Bang2writer Matthew Prince has been back in touch, this time asking: So many bloggers and websites recommend reading scripts, but they don’t offer a framework or checklist or step-by-step guide to use to get the most out of doing this. Sure, I can “read” each script for the story, but what do I look out for? What am I supposed to be noticing? How can I apply it to the scripts I am currently writing? It would be so easy if a screenplay website would actually provide a guide like an PDF file showing the comments made on a script… Read More »Q: How Do I Analyse A Script??
What Is A ‘TV Series Bible’? A TV Series Bible refers to the treatment, or pitch document that accompanies a spec TV pilot when it goes out on submission. Since there are spec TV pilot scripts flying all over the place, your bible needs to “stand out” from the rest of ’em. But how? Well, for me, that’s a no-brainer … You write the PERFECT spec TV series bible and hook the reader! Sadly, I’d venture a whacking 95% of spec pilots are let down by their accompanying TV series bible. In the course of this post, I will break down… Read More »How To Write A TV Series Bible That Sells Your Pilot

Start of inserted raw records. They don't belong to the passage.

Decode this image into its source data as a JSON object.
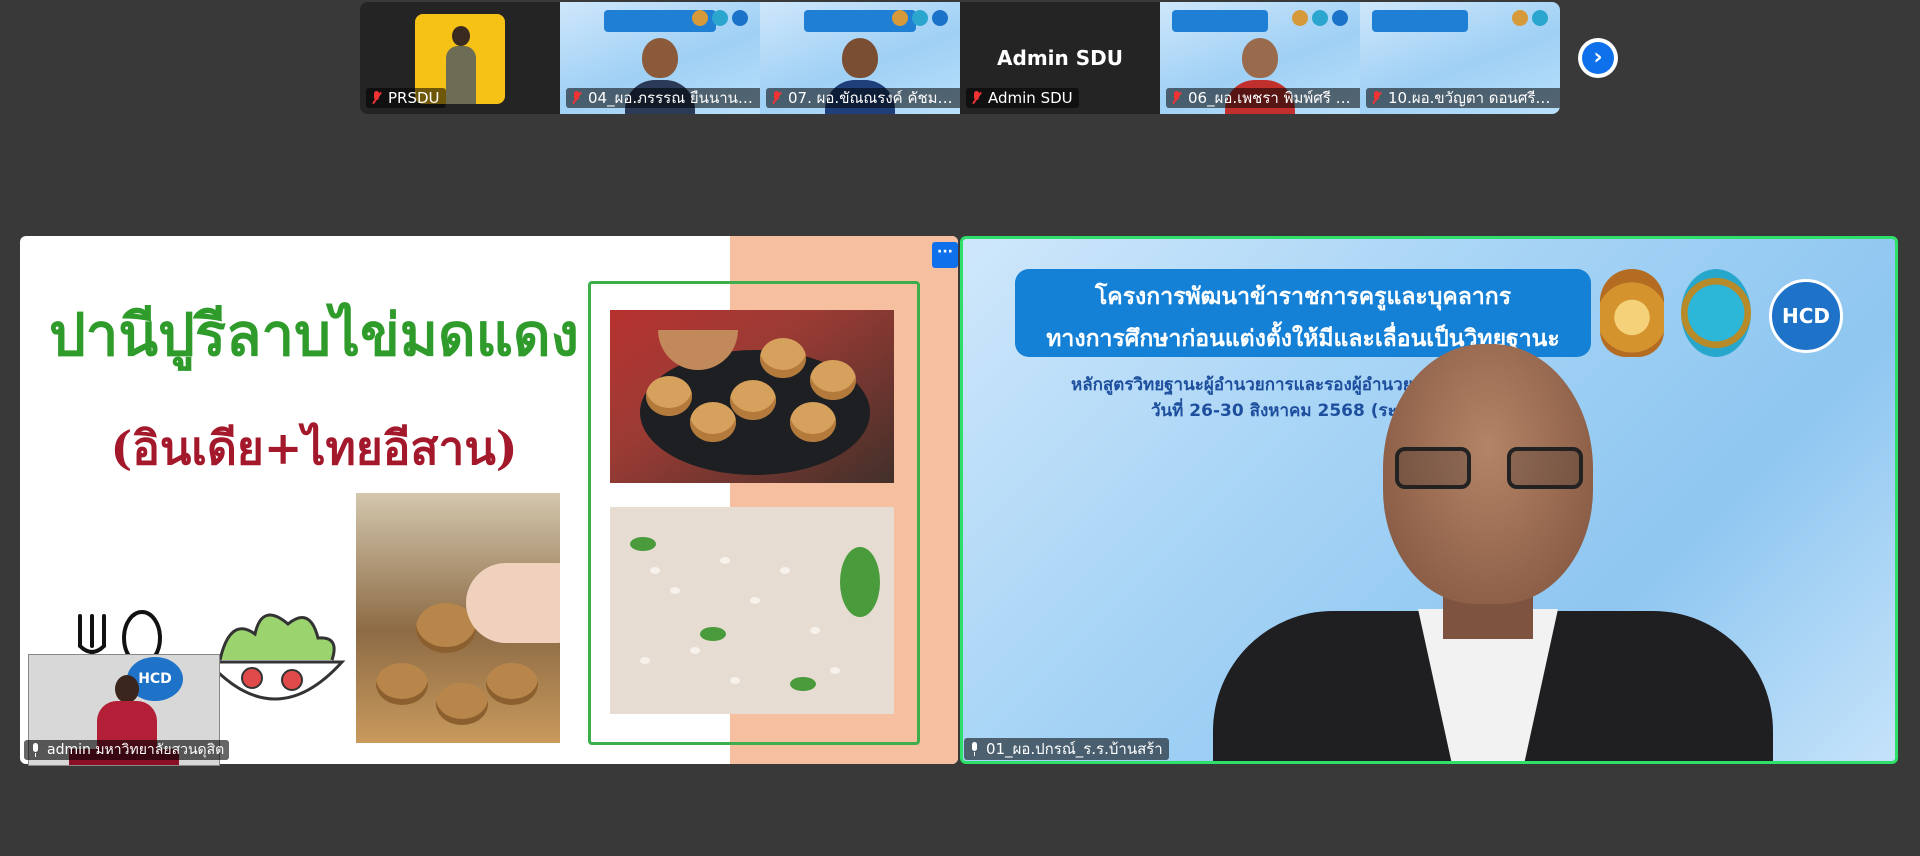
{
  "thumbnails": [
    {
      "name": "PRSDU",
      "mic": "off",
      "video": "yellow"
    },
    {
      "name": "04_ผอ.ภรรรณ ยืนนาน_...",
      "mic": "off",
      "video": "person"
    },
    {
      "name": "07. ผอ.ขัณณรงค์ คัชมาตย์...",
      "mic": "off",
      "video": "person"
    },
    {
      "name": "Admin SDU",
      "mic": "off",
      "video": "text",
      "display_title": "Admin SDU"
    },
    {
      "name": "06_ผอ.เพชรา พิมพ์ศรี ร.ร...",
      "mic": "off",
      "video": "person"
    },
    {
      "name": "10.ผอ.ขวัญตา ดอนศรีจัน...",
      "mic": "off",
      "video": "person"
    }
  ],
  "next_page_icon": "chevron-right-icon",
  "shared_screen": {
    "title": "ปานีปูรีลาบไข่มดแดง",
    "subtitle": "(อินเดีย+ไทยอีสาน)",
    "more_label": "···"
  },
  "self_view": {
    "name": "admin มหาวิทยาลัยสวนดุสิต",
    "logo_text": "HCD"
  },
  "active_speaker": {
    "name": "01_ผอ.ปกรณ์_ร.ร.บ้านสร้า",
    "banner_line1": "โครงการพัฒนาข้าราชการครูและบุคลากร",
    "banner_line2": "ทางการศึกษาก่อนแต่งตั้งให้มีและเลื่อนเป็นวิทยฐานะ",
    "line3": "หลักสูตรวิทยฐานะผู้อำนวยการและรองผู้อำนวย",
    "line4": "วันที่ 26-30 สิงหาคม 2568 (ระย",
    "logo_text": "HCD"
  },
  "colors": {
    "background": "#393939",
    "active_border": "#2ee06a",
    "zoom_blue": "#0e71eb",
    "title_green": "#2e9b2a",
    "subtitle_red": "#a3182a"
  }
}
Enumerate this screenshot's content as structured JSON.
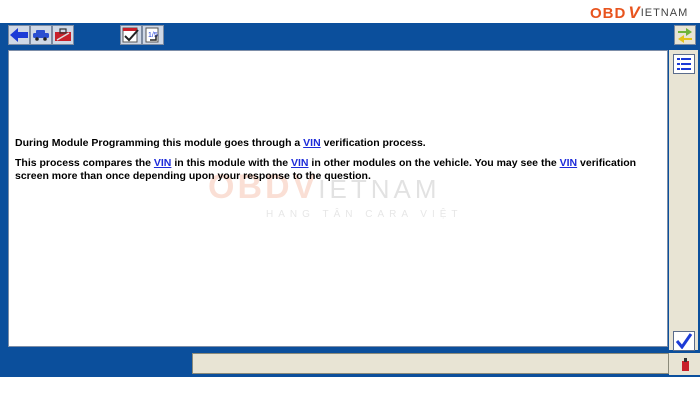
{
  "logo": {
    "obd": "OBD",
    "v": "V",
    "rest": "IETNAM"
  },
  "watermark": {
    "brand_a": "OBD",
    "brand_b": "V",
    "brand_c": "IETNAM",
    "tagline": "HANG TÂN CARA VIỆT"
  },
  "content": {
    "p1_a": "During Module Programming this module goes through a ",
    "p1_link": "VIN",
    "p1_b": " verification process.",
    "p2_a": "This process compares the ",
    "p2_link1": "VIN",
    "p2_b": " in this module with the ",
    "p2_link2": "VIN",
    "p2_c": " in other modules on the vehicle. You may see the ",
    "p2_link3": "VIN",
    "p2_d": " verification screen more than once depending upon your response to the question."
  },
  "icons": {
    "back": "back-arrow-icon",
    "vehicle": "vehicle-icon",
    "toolbox": "toolbox-icon",
    "checklist": "checklist-icon",
    "page_flip": "page-flip-icon",
    "swap": "swap-arrows-icon",
    "list": "list-icon",
    "tick": "checkmark-icon",
    "cable": "vcm-cable-icon"
  },
  "colors": {
    "frame": "#0b4f9c",
    "link": "#1d2bd9",
    "side": "#e8e4d4",
    "brand": "#e8541e"
  }
}
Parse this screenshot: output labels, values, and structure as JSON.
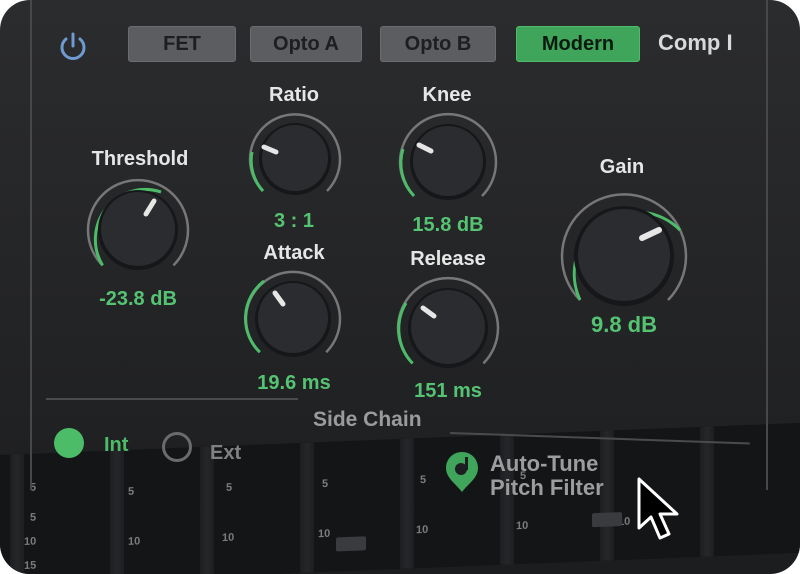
{
  "plugin": {
    "title": "Comp I",
    "modes": [
      {
        "label": "FET",
        "active": false
      },
      {
        "label": "Opto A",
        "active": false
      },
      {
        "label": "Opto B",
        "active": false
      },
      {
        "label": "Modern",
        "active": true
      }
    ],
    "power": {
      "icon": "power-icon",
      "on": true
    }
  },
  "knobs": {
    "threshold": {
      "label": "Threshold",
      "value": "-23.8 dB"
    },
    "ratio": {
      "label": "Ratio",
      "value": "3 : 1"
    },
    "knee": {
      "label": "Knee",
      "value": "15.8 dB"
    },
    "attack": {
      "label": "Attack",
      "value": "19.6 ms"
    },
    "release": {
      "label": "Release",
      "value": "151 ms"
    },
    "gain": {
      "label": "Gain",
      "value": "9.8 dB"
    }
  },
  "sidechain": {
    "title": "Side Chain",
    "int_label": "Int",
    "ext_label": "Ext",
    "selected": "Int"
  },
  "autotune": {
    "line1": "Auto-Tune",
    "line2": "Pitch Filter",
    "icon": "autotune-logo-icon"
  },
  "mixer_scale": [
    "5",
    "5",
    "10",
    "15"
  ],
  "colors": {
    "accent": "#3fa55a",
    "value_text": "#55c472",
    "panel": "#26272a"
  }
}
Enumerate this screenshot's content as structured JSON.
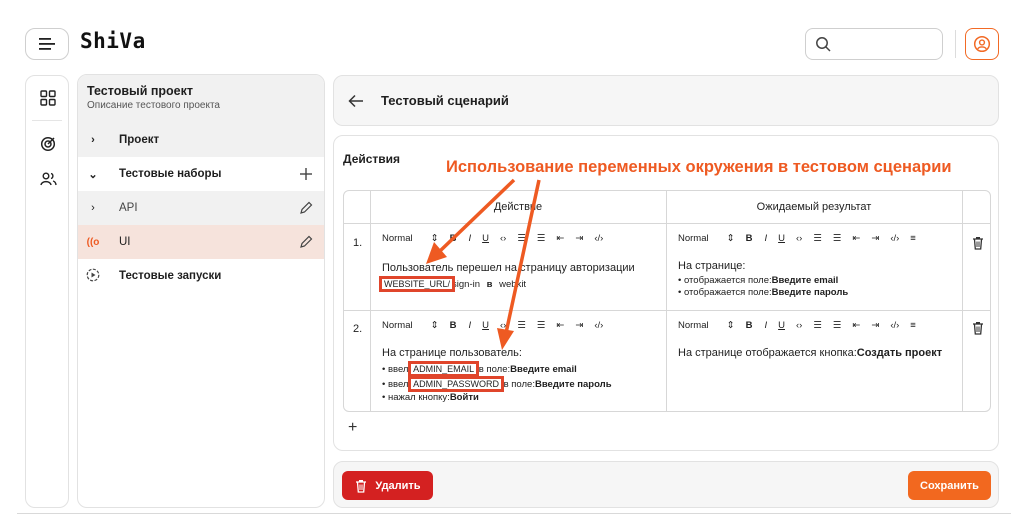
{
  "app": {
    "logo": "ShiVa"
  },
  "header": {
    "search_placeholder": ""
  },
  "project": {
    "title": "Тестовый проект",
    "description": "Описание тестового проекта"
  },
  "tree": {
    "items": [
      {
        "label": "Проект",
        "chevron": "›"
      },
      {
        "label": "Тестовые наборы",
        "chevron": "⌄"
      },
      {
        "label": "API",
        "chevron": "›"
      },
      {
        "label": "UI",
        "chevron": "((o"
      },
      {
        "label": "Тестовые запуски"
      }
    ]
  },
  "scenario": {
    "title": "Тестовый сценарий"
  },
  "actions": {
    "title": "Действия",
    "annotation": "Использование переменных окружения в тестовом сценарии",
    "columns": {
      "action": "Действие",
      "expected": "Ожидаемый результат"
    },
    "toolbar": {
      "format": "Normal",
      "bold": "B",
      "italic": "I",
      "underline": "U",
      "code": "‹›",
      "ol": "☰",
      "ul": "☰",
      "outdent": "⇤",
      "indent": "⇥",
      "codeblock": "‹/›",
      "strike": "≡"
    },
    "steps": [
      {
        "number": "1.",
        "action_line1": "Пользователь перешел на страницу авторизации",
        "action_var": "WEBSITE_URL/",
        "action_rest": "sign-in",
        "action_in": "в",
        "action_tail": "webkit",
        "expected_title": "На странице:",
        "expected_b1_prefix": "• отображается поле:",
        "expected_b1_bold": "Введите email",
        "expected_b2_prefix": "• отображается поле:",
        "expected_b2_bold": "Введите пароль"
      },
      {
        "number": "2.",
        "action_line1": "На странице пользователь:",
        "b1_prefix": "• ввел",
        "b1_var": "ADMIN_EMAIL",
        "b1_mid": "в поле:",
        "b1_bold": "Введите email",
        "b2_prefix": "• ввел",
        "b2_var": "ADMIN_PASSWORD",
        "b2_mid": "в поле:",
        "b2_bold": "Введите пароль",
        "b3_prefix": "• нажал кнопку:",
        "b3_bold": "Войти",
        "expected_prefix": "На странице отображается кнопка:",
        "expected_bold": "Создать проект"
      }
    ],
    "add": "+"
  },
  "footer": {
    "delete_label": "Удалить",
    "save_label": "Сохранить"
  },
  "colors": {
    "accent": "#f2681f",
    "danger": "#d42121",
    "annotation": "#ee5a22",
    "selected_row": "#f6e3dc"
  }
}
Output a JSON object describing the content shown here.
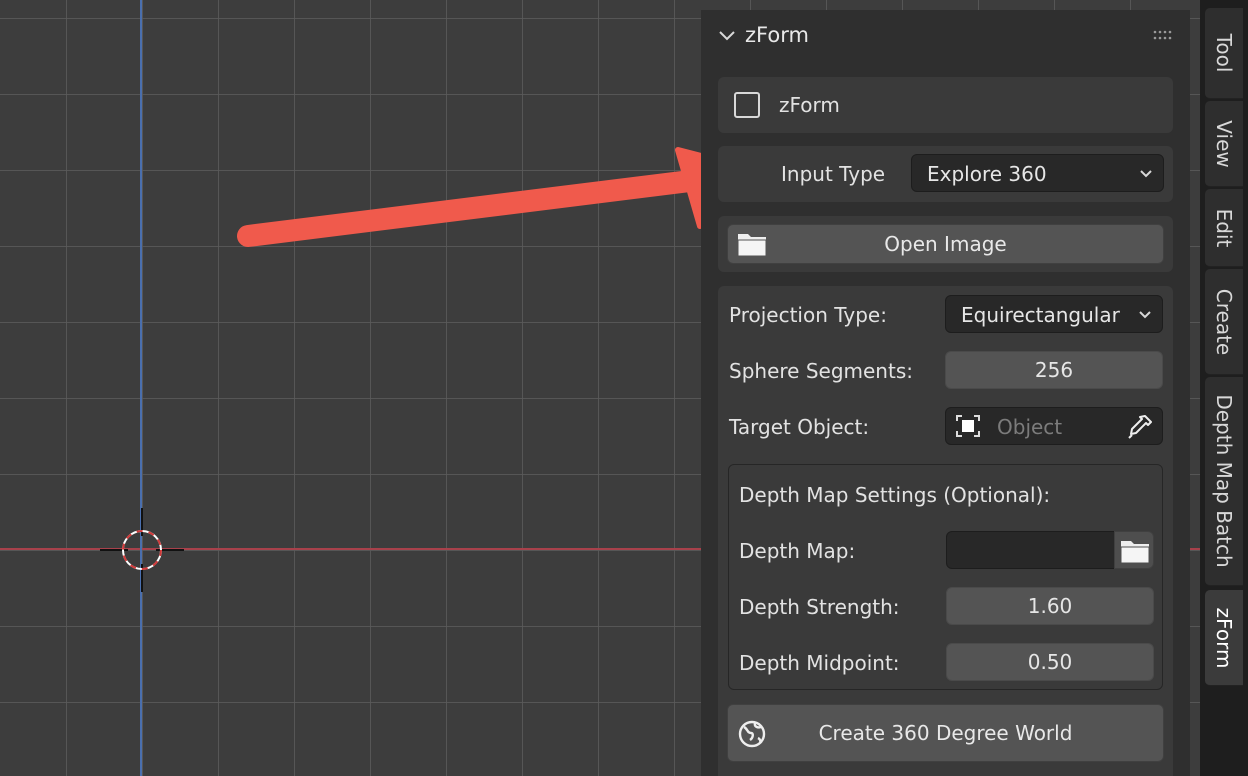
{
  "panel": {
    "title": "zForm",
    "enable_label": "zForm",
    "input_type_label": "Input Type",
    "input_type_value": "Explore 360",
    "open_image_label": "Open Image",
    "projection_label": "Projection Type:",
    "projection_value": "Equirectangular",
    "segments_label": "Sphere Segments:",
    "segments_value": "256",
    "target_label": "Target Object:",
    "target_placeholder": "Object",
    "depth_section_title": "Depth Map Settings (Optional):",
    "depth_map_label": "Depth Map:",
    "depth_map_value": "",
    "depth_strength_label": "Depth Strength:",
    "depth_strength_value": "1.60",
    "depth_midpoint_label": "Depth Midpoint:",
    "depth_midpoint_value": "0.50",
    "create_world_label": "Create 360 Degree World"
  },
  "sidebar_tabs": [
    "Tool",
    "View",
    "Edit",
    "Create",
    "Depth Map Batch",
    "zForm"
  ],
  "active_tab": "zForm",
  "colors": {
    "x_axis": "#a8414b",
    "y_axis": "#4a6fae",
    "annotation_arrow": "#f05a4c"
  },
  "icons": [
    "chevron-down-icon",
    "drag-grip-icon",
    "checkbox-icon",
    "folder-icon",
    "object-icon",
    "eyedropper-icon",
    "world-icon",
    "3d-cursor-icon"
  ]
}
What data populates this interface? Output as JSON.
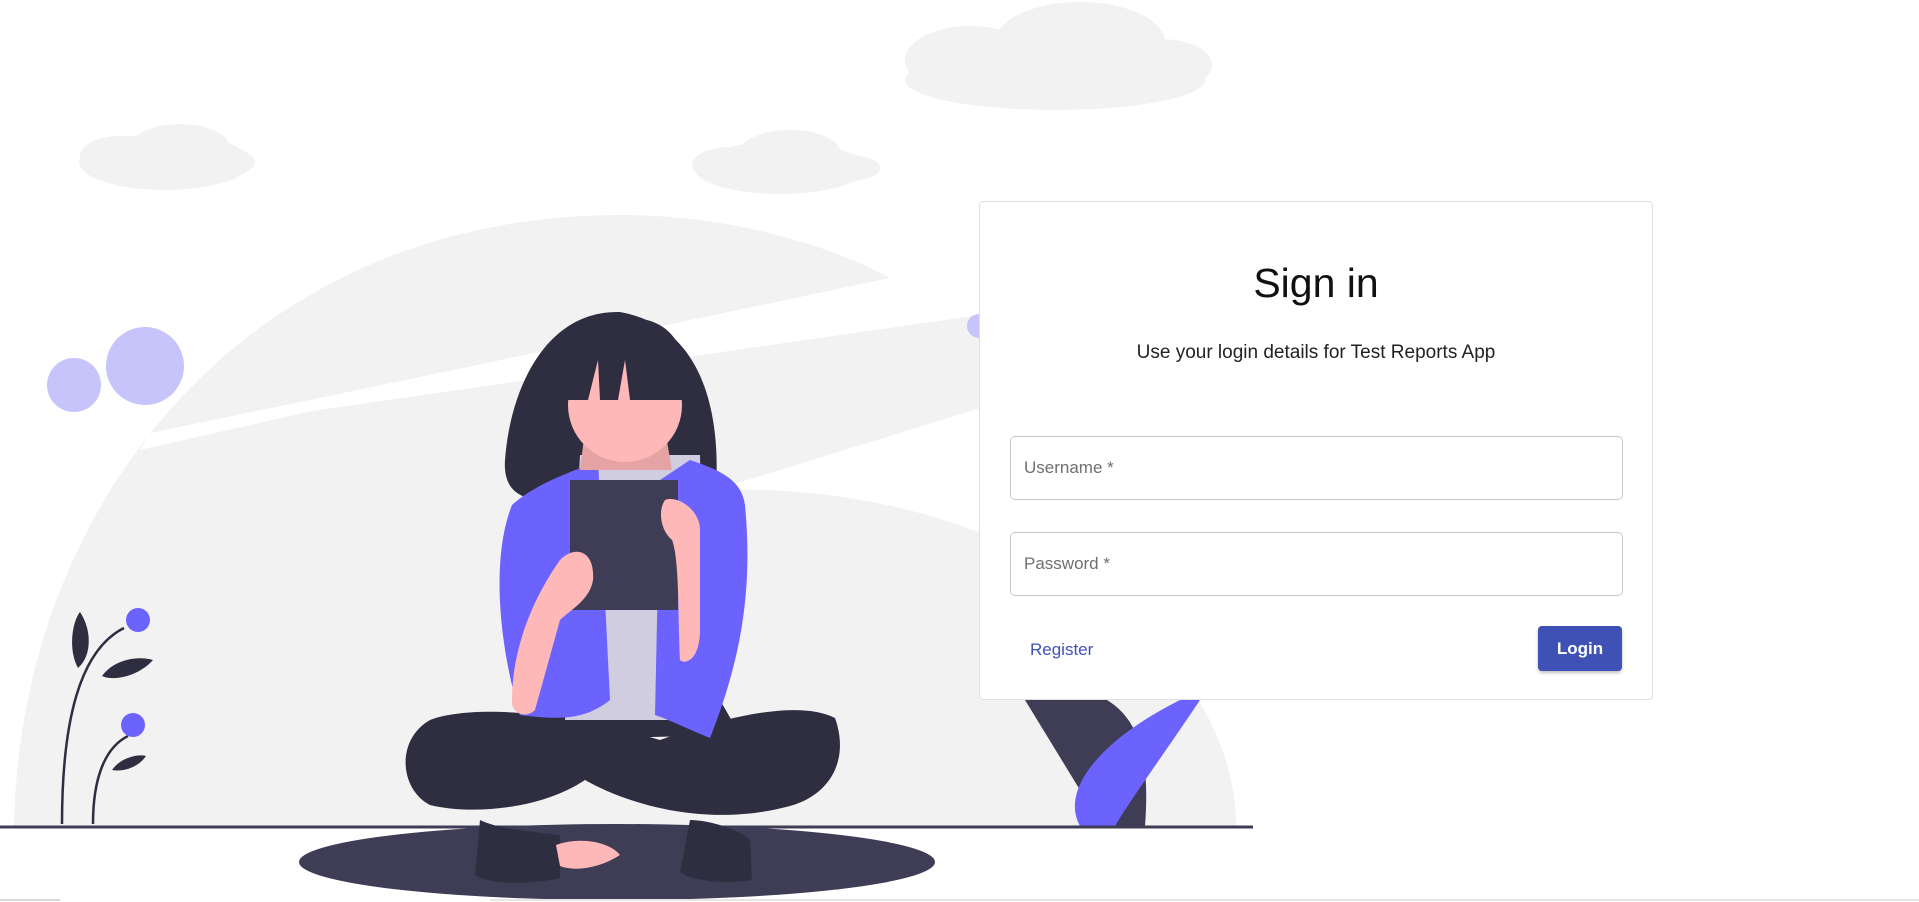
{
  "login": {
    "title": "Sign in",
    "subtitle": "Use your login details for Test Reports App",
    "username_placeholder": "Username *",
    "password_placeholder": "Password *",
    "register_label": "Register",
    "login_label": "Login"
  },
  "colors": {
    "primary": "#3f51b5",
    "illustration_accent": "#6c63ff",
    "illustration_dark": "#2f2e41",
    "illustration_skin": "#ffb8b8",
    "illustration_background": "#f2f2f2"
  }
}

As my final word on this series, I thought I would take a look at the decisions we make in pushing the story forward with our scenes throughout our scripts. Very often scenes are good in the spec script: the dialogue may be well-drawn, the characters interesting – yet the scene does little to move the story forward. But what does this mean? Well, as a reader, very often I will read a scene and wonder how it “fits” in the bigger picture of the script itself. It’s as basic as that. It appears to me as a reader (rightly… Read More »Scene Focus 3: Readers Versus Writers